- **Task prompt**:
Write out every entry exactly as it appears.

Extracted data entries:
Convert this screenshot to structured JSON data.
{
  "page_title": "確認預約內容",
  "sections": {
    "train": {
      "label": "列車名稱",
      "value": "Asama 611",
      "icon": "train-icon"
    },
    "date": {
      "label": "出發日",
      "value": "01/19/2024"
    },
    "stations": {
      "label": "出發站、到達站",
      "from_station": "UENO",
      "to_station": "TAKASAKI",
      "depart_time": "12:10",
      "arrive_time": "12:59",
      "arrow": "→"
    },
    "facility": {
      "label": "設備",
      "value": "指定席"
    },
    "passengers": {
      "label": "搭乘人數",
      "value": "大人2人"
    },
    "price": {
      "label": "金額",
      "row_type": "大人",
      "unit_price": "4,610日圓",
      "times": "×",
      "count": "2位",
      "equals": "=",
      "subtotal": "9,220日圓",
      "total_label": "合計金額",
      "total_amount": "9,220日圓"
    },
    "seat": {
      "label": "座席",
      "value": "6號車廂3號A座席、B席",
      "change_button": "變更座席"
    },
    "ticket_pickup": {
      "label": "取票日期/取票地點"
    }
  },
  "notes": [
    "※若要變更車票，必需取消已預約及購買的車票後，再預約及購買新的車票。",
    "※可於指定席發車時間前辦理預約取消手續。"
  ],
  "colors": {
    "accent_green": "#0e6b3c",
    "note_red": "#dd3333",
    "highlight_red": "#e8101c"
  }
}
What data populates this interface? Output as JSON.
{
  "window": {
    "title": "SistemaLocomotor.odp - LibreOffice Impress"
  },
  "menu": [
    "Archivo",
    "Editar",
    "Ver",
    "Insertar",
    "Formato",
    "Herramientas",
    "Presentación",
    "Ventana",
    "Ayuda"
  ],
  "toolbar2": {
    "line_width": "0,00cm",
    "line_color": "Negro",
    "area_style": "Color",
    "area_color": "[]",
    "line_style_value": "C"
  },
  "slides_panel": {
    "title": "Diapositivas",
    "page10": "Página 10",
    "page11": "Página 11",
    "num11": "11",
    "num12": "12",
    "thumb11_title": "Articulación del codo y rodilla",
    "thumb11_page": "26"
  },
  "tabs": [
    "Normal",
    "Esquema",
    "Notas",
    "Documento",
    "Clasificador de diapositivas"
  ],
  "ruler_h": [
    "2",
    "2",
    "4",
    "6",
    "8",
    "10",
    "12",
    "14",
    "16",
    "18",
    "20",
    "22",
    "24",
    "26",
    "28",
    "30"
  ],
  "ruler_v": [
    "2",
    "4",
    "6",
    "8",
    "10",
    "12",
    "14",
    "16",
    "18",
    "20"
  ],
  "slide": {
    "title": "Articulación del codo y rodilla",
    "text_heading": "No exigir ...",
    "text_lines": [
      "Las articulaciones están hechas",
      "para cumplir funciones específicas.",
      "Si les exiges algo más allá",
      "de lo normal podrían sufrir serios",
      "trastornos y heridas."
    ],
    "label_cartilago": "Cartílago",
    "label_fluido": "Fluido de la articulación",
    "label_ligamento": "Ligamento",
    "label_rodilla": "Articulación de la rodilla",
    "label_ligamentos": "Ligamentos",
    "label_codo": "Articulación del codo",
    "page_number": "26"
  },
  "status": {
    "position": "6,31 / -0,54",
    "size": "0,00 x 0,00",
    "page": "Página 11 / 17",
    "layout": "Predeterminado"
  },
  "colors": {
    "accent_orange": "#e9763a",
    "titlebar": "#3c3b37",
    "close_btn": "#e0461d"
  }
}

- **Reply to the exercise**:
Convert this screenshot to structured JSON data.
{
  "page_title": "確認預約內容",
  "sections": {
    "train": {
      "label": "列車名稱",
      "value": "Asama 611",
      "icon": "train-icon"
    },
    "date": {
      "label": "出發日",
      "value": "01/19/2024"
    },
    "stations": {
      "label": "出發站、到達站",
      "from_station": "UENO",
      "to_station": "TAKASAKI",
      "depart_time": "12:10",
      "arrive_time": "12:59",
      "arrow": "→"
    },
    "facility": {
      "label": "設備",
      "value": "指定席"
    },
    "passengers": {
      "label": "搭乘人數",
      "value": "大人2人"
    },
    "price": {
      "label": "金額",
      "row_type": "大人",
      "unit_price": "4,610日圓",
      "times": "×",
      "count": "2位",
      "equals": "=",
      "subtotal": "9,220日圓",
      "total_label": "合計金額",
      "total_amount": "9,220日圓"
    },
    "seat": {
      "label": "座席",
      "value": "6號車廂3號A座席、B席",
      "change_button": "變更座席"
    },
    "ticket_pickup": {
      "label": "取票日期/取票地點"
    }
  },
  "notes": [
    "※若要變更車票，必需取消已預約及購買的車票後，再預約及購買新的車票。",
    "※可於指定席發車時間前辦理預約取消手續。"
  ],
  "colors": {
    "accent_green": "#0e6b3c",
    "note_red": "#dd3333",
    "highlight_red": "#e8101c"
  }
}
What data populates this interface? Output as JSON.
{
  "window": {
    "title": "SistemaLocomotor.odp - LibreOffice Impress"
  },
  "menu": [
    "Archivo",
    "Editar",
    "Ver",
    "Insertar",
    "Formato",
    "Herramientas",
    "Presentación",
    "Ventana",
    "Ayuda"
  ],
  "toolbar2": {
    "line_width": "0,00cm",
    "line_color": "Negro",
    "area_style": "Color",
    "area_color": "[]",
    "line_style_value": "C"
  },
  "slides_panel": {
    "title": "Diapositivas",
    "page10": "Página 10",
    "page11": "Página 11",
    "num11": "11",
    "num12": "12",
    "thumb11_title": "Articulación del codo y rodilla",
    "thumb11_page": "26"
  },
  "tabs": [
    "Normal",
    "Esquema",
    "Notas",
    "Documento",
    "Clasificador de diapositivas"
  ],
  "ruler_h": [
    "2",
    "2",
    "4",
    "6",
    "8",
    "10",
    "12",
    "14",
    "16",
    "18",
    "20",
    "22",
    "24",
    "26",
    "28",
    "30"
  ],
  "ruler_v": [
    "2",
    "4",
    "6",
    "8",
    "10",
    "12",
    "14",
    "16",
    "18",
    "20"
  ],
  "slide": {
    "title": "Articulación del codo y rodilla",
    "text_heading": "No exigir ...",
    "text_lines": [
      "Las articulaciones están hechas",
      "para cumplir funciones específicas.",
      "Si les exiges algo más allá",
      "de lo normal podrían sufrir serios",
      "trastornos y heridas."
    ],
    "label_cartilago": "Cartílago",
    "label_fluido": "Fluido de la articulación",
    "label_ligamento": "Ligamento",
    "label_rodilla": "Articulación de la rodilla",
    "label_ligamentos": "Ligamentos",
    "label_codo": "Articulación del codo",
    "page_number": "26"
  },
  "status": {
    "position": "6,31 / -0,54",
    "size": "0,00 x 0,00",
    "page": "Página 11 / 17",
    "layout": "Predeterminado"
  },
  "colors": {
    "accent_orange": "#e9763a",
    "titlebar": "#3c3b37",
    "close_btn": "#e0461d"
  }
}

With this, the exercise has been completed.